We are currently facing one of the largest water contamination crises of our time. Communities around the country are discovering daily that their water is polluted with per and polyfluoroalkyl substances or PFAS. PFAS are a toxic, man-made class of chemicals, commonly known as “forever chemicals,” which were created by chemical companies for things like non-stick coating or fire fighting foam. However, PFAS have been linked to serious health impacts like cancer, birth defects, and more.
From the get go, impacted communities have known that there are no safe levels of PFAS in our drinking water. We have been working alongside side communities in the Northeast and nationally to fight for just that. It’s time to turn the tap off contamination, make polluters pay, and ensure that a contamination crisis like this never happens again.

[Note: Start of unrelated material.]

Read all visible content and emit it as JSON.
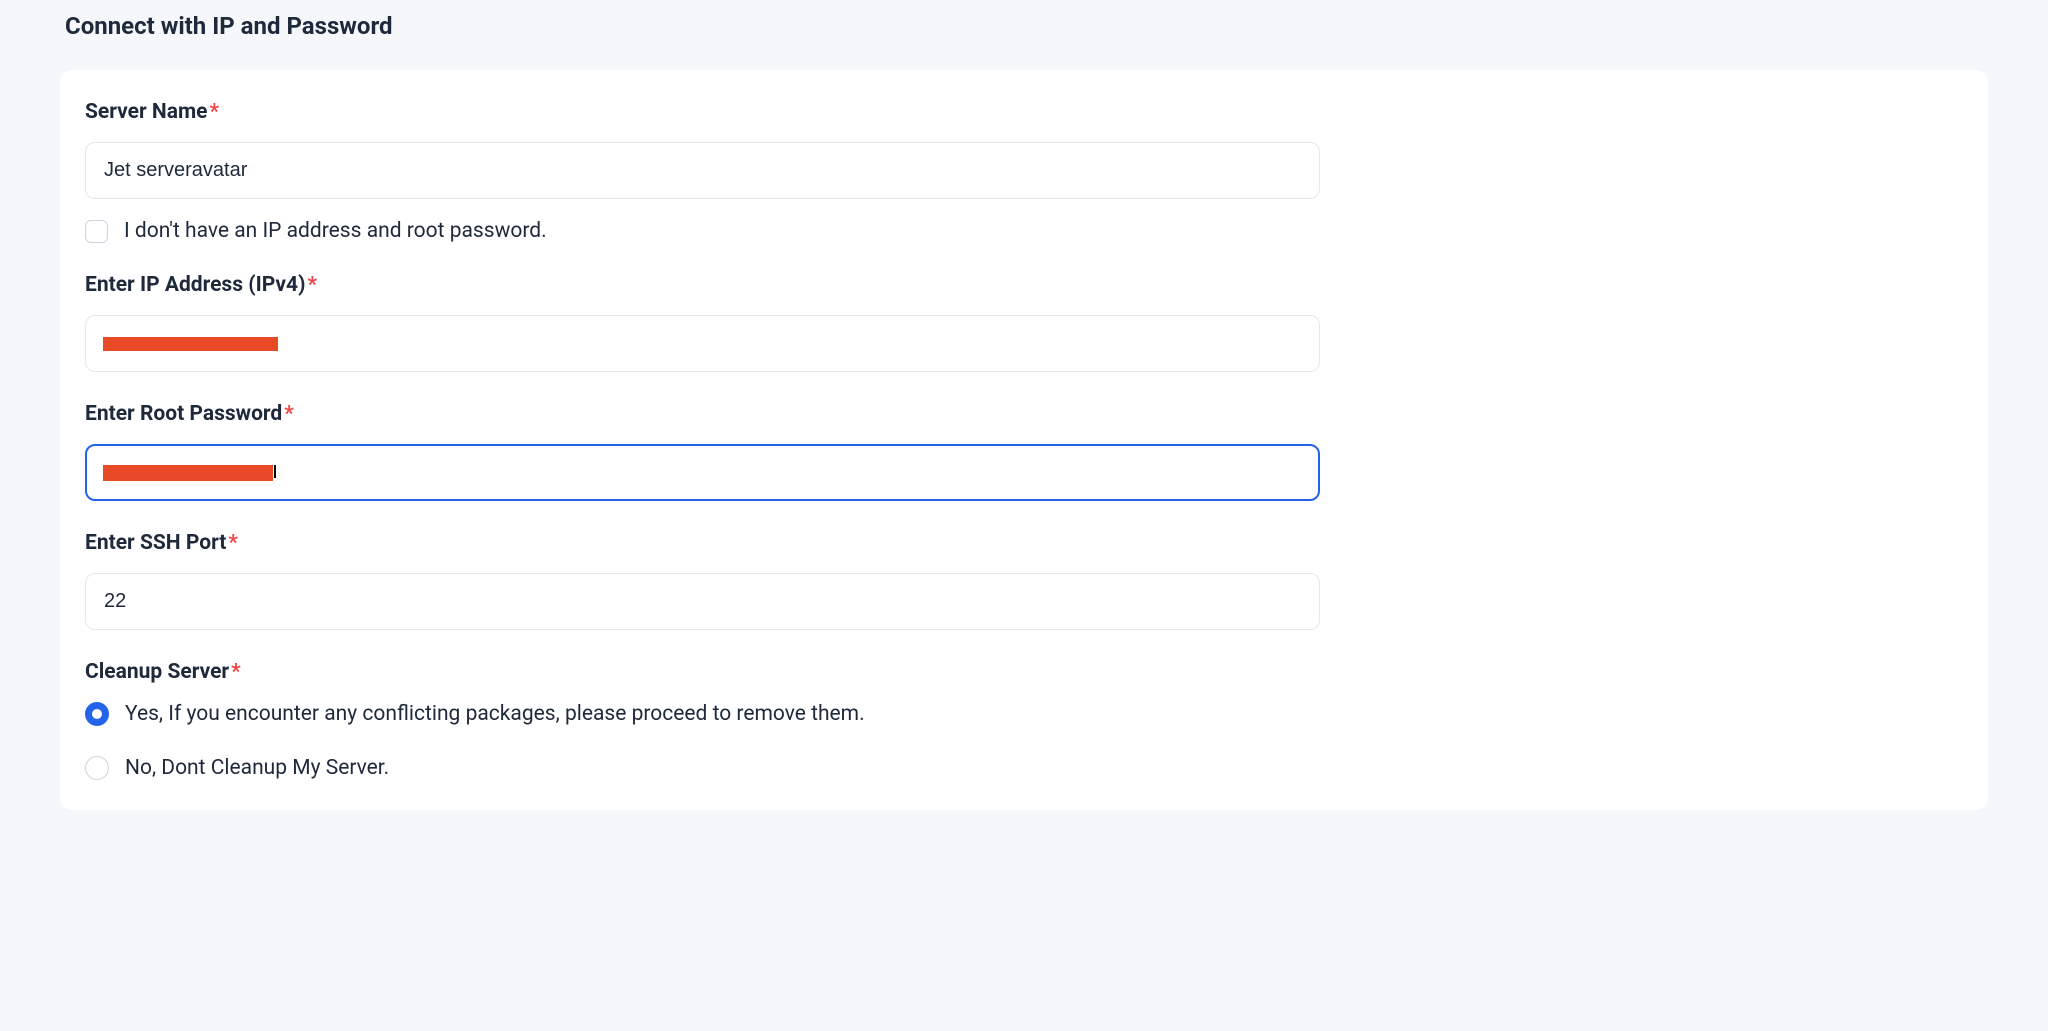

For too long, powerful corporate interests have kept us hooked on polluting fossil fuels as our primary energy source. The result is an energy system that harms our health and our planet, that operates behind closed doors with zero accountability, and that is dragging its feet on the transition to clean, renewable options. Through generations, polluting facilities have consistently been placed in lower income communities of color, cementing an environmentally racist landscape where the same neighborhoods are battling threats on multiple fronts.
Burning coal, gas, oil, or wood for energy produces greenhouse gas emissions, toxic gasses, and tiny particulate matter that cause pulmonary issues, cardiac disease, cancers, and more. As residents in Springfield, MA have long pointed out, “We breathe what you burn.” It is past time to shift to alternative sources of energy like wind, solar, and storage, and to incorporate crucial tools such as energy efficiency, microgrids, and demand response to create a cleaner, healthier, more resilient system.
From fracked gas pipelines to fossil fuel power plants, we are working with residents who are on the frontlines of our energy system’s harmful history and present. Together, we are ensuring a just transition to a future with transparency, accountability, distributed energy, and clean, renewable sources.
We envision a world where everyone can live, work, and play in communities that are safe, healthy, and sustainable. Where communities have all the resources they need to tap into their power, make their voices heard, and determine their own futures.
We work in partnership with the communities most impacted by pollution to root out environmental racism and classism.
Our work is guided and led by community members living on the frontlines of environmental pollution.
No one should have to face problems alone, so we show up for communities facing down corporate polluters and unresponsive governments.
We take pride in our work and in bringing people together to solve problems and give new leaders in the environmental justice movement the skills and support to advocate for their communities and for a better world.
Residents are the best advocates for their communities. We don’t speak for communities, we support communities and local leaders in speaking for themselves.